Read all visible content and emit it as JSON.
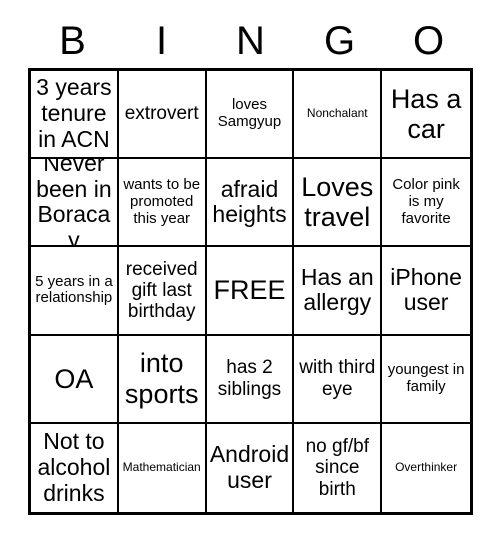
{
  "card": {
    "header_letters": [
      "B",
      "I",
      "N",
      "G",
      "O"
    ],
    "rows": [
      [
        {
          "text": "3 years tenure in ACN",
          "size": "t-lg"
        },
        {
          "text": "extrovert",
          "size": "t-md"
        },
        {
          "text": "loves Samgyup",
          "size": "t-sm"
        },
        {
          "text": "Nonchalant",
          "size": "t-xs"
        },
        {
          "text": "Has a car",
          "size": "t-xl"
        }
      ],
      [
        {
          "text": "Never been in Boracay",
          "size": "t-lg"
        },
        {
          "text": "wants to be promoted this year",
          "size": "t-sm"
        },
        {
          "text": "afraid heights",
          "size": "t-lg"
        },
        {
          "text": "Loves travel",
          "size": "t-xl"
        },
        {
          "text": "Color pink is my favorite",
          "size": "t-sm"
        }
      ],
      [
        {
          "text": "5 years in a relationship",
          "size": "t-sm"
        },
        {
          "text": "received gift last birthday",
          "size": "t-md"
        },
        {
          "text": "FREE",
          "size": "t-xl"
        },
        {
          "text": "Has an allergy",
          "size": "t-lg"
        },
        {
          "text": "iPhone user",
          "size": "t-lg"
        }
      ],
      [
        {
          "text": "OA",
          "size": "t-xl"
        },
        {
          "text": "into sports",
          "size": "t-xl"
        },
        {
          "text": "has 2 siblings",
          "size": "t-md"
        },
        {
          "text": "with third eye",
          "size": "t-md"
        },
        {
          "text": "youngest in family",
          "size": "t-sm"
        }
      ],
      [
        {
          "text": "Not to alcohol drinks",
          "size": "t-lg"
        },
        {
          "text": "Mathematician",
          "size": "t-xs"
        },
        {
          "text": "Android user",
          "size": "t-lg"
        },
        {
          "text": "no gf/bf since birth",
          "size": "t-md"
        },
        {
          "text": "Overthinker",
          "size": "t-xs"
        }
      ]
    ]
  },
  "colors": {
    "ink": "#000000",
    "paper": "#ffffff"
  }
}
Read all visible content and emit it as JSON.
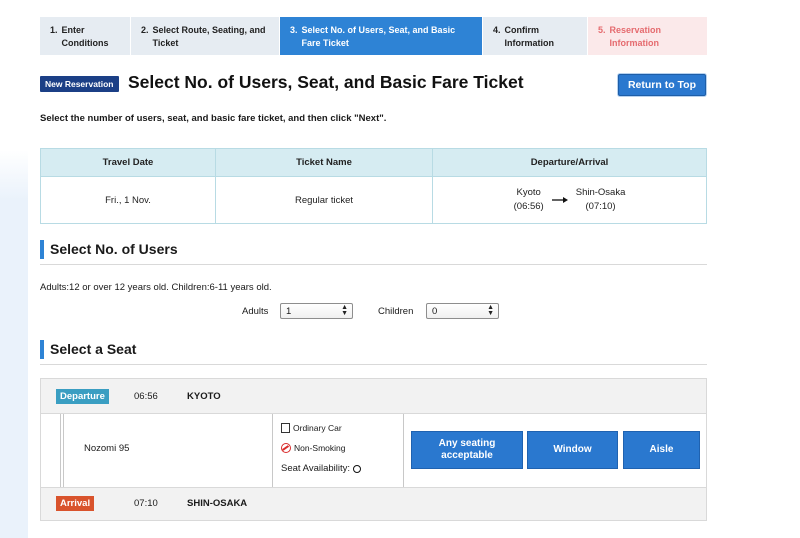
{
  "steps": [
    {
      "num": "1.",
      "label": "Enter Conditions",
      "state": "done"
    },
    {
      "num": "2.",
      "label": "Select Route, Seating, and Ticket",
      "state": "done"
    },
    {
      "num": "3.",
      "label": "Select No. of Users, Seat, and Basic Fare Ticket",
      "state": "active"
    },
    {
      "num": "4.",
      "label": "Confirm Information",
      "state": "done"
    },
    {
      "num": "5.",
      "label": "Reservation Information",
      "state": "pending"
    }
  ],
  "header": {
    "badge": "New Reservation",
    "title": "Select No. of Users, Seat, and Basic Fare Ticket",
    "return_label": "Return to Top"
  },
  "instruction": "Select the number of users, seat, and basic fare ticket, and then click \"Next\".",
  "travel": {
    "headers": [
      "Travel Date",
      "Ticket Name",
      "Departure/Arrival"
    ],
    "date": "Fri., 1 Nov.",
    "ticket": "Regular ticket",
    "from_station": "Kyoto",
    "from_time": "(06:56)",
    "to_station": "Shin-Osaka",
    "to_time": "(07:10)"
  },
  "users": {
    "heading": "Select No. of Users",
    "note": "Adults:12 or over 12 years old. Children:6-11 years old.",
    "adults_label": "Adults",
    "adults_value": "1",
    "children_label": "Children",
    "children_value": "0"
  },
  "seat": {
    "heading": "Select a Seat",
    "departure_tag": "Departure",
    "departure_time": "06:56",
    "departure_station": "KYOTO",
    "train": "Nozomi 95",
    "car_type": "Ordinary Car",
    "smoking": "Non-Smoking",
    "availability_label": "Seat Availability:",
    "buttons": [
      "Any seating acceptable",
      "Window",
      "Aisle"
    ],
    "arrival_tag": "Arrival",
    "arrival_time": "07:10",
    "arrival_station": "SHIN-OSAKA"
  },
  "colors": {
    "accent": "#2e83d5",
    "navy": "#1b3f86",
    "pending": "#e56b6f",
    "departure": "#3a9ec2",
    "arrival": "#d9532c"
  }
}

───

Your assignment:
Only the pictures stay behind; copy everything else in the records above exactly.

Your response:
Read all visible content and emit it as JSON.
{
  "card": {
    "header_letters": [
      "B",
      "I",
      "N",
      "G",
      "O"
    ],
    "rows": [
      [
        {
          "text": "3 years tenure in ACN",
          "size": "t-lg"
        },
        {
          "text": "extrovert",
          "size": "t-md"
        },
        {
          "text": "loves Samgyup",
          "size": "t-sm"
        },
        {
          "text": "Nonchalant",
          "size": "t-xs"
        },
        {
          "text": "Has a car",
          "size": "t-xl"
        }
      ],
      [
        {
          "text": "Never been in Boracay",
          "size": "t-lg"
        },
        {
          "text": "wants to be promoted this year",
          "size": "t-sm"
        },
        {
          "text": "afraid heights",
          "size": "t-lg"
        },
        {
          "text": "Loves travel",
          "size": "t-xl"
        },
        {
          "text": "Color pink is my favorite",
          "size": "t-sm"
        }
      ],
      [
        {
          "text": "5 years in a relationship",
          "size": "t-sm"
        },
        {
          "text": "received gift last birthday",
          "size": "t-md"
        },
        {
          "text": "FREE",
          "size": "t-xl"
        },
        {
          "text": "Has an allergy",
          "size": "t-lg"
        },
        {
          "text": "iPhone user",
          "size": "t-lg"
        }
      ],
      [
        {
          "text": "OA",
          "size": "t-xl"
        },
        {
          "text": "into sports",
          "size": "t-xl"
        },
        {
          "text": "has 2 siblings",
          "size": "t-md"
        },
        {
          "text": "with third eye",
          "size": "t-md"
        },
        {
          "text": "youngest in family",
          "size": "t-sm"
        }
      ],
      [
        {
          "text": "Not to alcohol drinks",
          "size": "t-lg"
        },
        {
          "text": "Mathematician",
          "size": "t-xs"
        },
        {
          "text": "Android user",
          "size": "t-lg"
        },
        {
          "text": "no gf/bf since birth",
          "size": "t-md"
        },
        {
          "text": "Overthinker",
          "size": "t-xs"
        }
      ]
    ]
  },
  "colors": {
    "ink": "#000000",
    "paper": "#ffffff"
  }
}
Read all visible content and emit it as JSON.
{
  "steps": [
    {
      "num": "1.",
      "label": "Enter Conditions",
      "state": "done"
    },
    {
      "num": "2.",
      "label": "Select Route, Seating, and Ticket",
      "state": "done"
    },
    {
      "num": "3.",
      "label": "Select No. of Users, Seat, and Basic Fare Ticket",
      "state": "active"
    },
    {
      "num": "4.",
      "label": "Confirm Information",
      "state": "done"
    },
    {
      "num": "5.",
      "label": "Reservation Information",
      "state": "pending"
    }
  ],
  "header": {
    "badge": "New Reservation",
    "title": "Select No. of Users, Seat, and Basic Fare Ticket",
    "return_label": "Return to Top"
  },
  "instruction": "Select the number of users, seat, and basic fare ticket, and then click \"Next\".",
  "travel": {
    "headers": [
      "Travel Date",
      "Ticket Name",
      "Departure/Arrival"
    ],
    "date": "Fri., 1 Nov.",
    "ticket": "Regular ticket",
    "from_station": "Kyoto",
    "from_time": "(06:56)",
    "to_station": "Shin-Osaka",
    "to_time": "(07:10)"
  },
  "users": {
    "heading": "Select No. of Users",
    "note": "Adults:12 or over 12 years old. Children:6-11 years old.",
    "adults_label": "Adults",
    "adults_value": "1",
    "children_label": "Children",
    "children_value": "0"
  },
  "seat": {
    "heading": "Select a Seat",
    "departure_tag": "Departure",
    "departure_time": "06:56",
    "departure_station": "KYOTO",
    "train": "Nozomi 95",
    "car_type": "Ordinary Car",
    "smoking": "Non-Smoking",
    "availability_label": "Seat Availability:",
    "buttons": [
      "Any seating acceptable",
      "Window",
      "Aisle"
    ],
    "arrival_tag": "Arrival",
    "arrival_time": "07:10",
    "arrival_station": "SHIN-OSAKA"
  },
  "colors": {
    "accent": "#2e83d5",
    "navy": "#1b3f86",
    "pending": "#e56b6f",
    "departure": "#3a9ec2",
    "arrival": "#d9532c"
  }
}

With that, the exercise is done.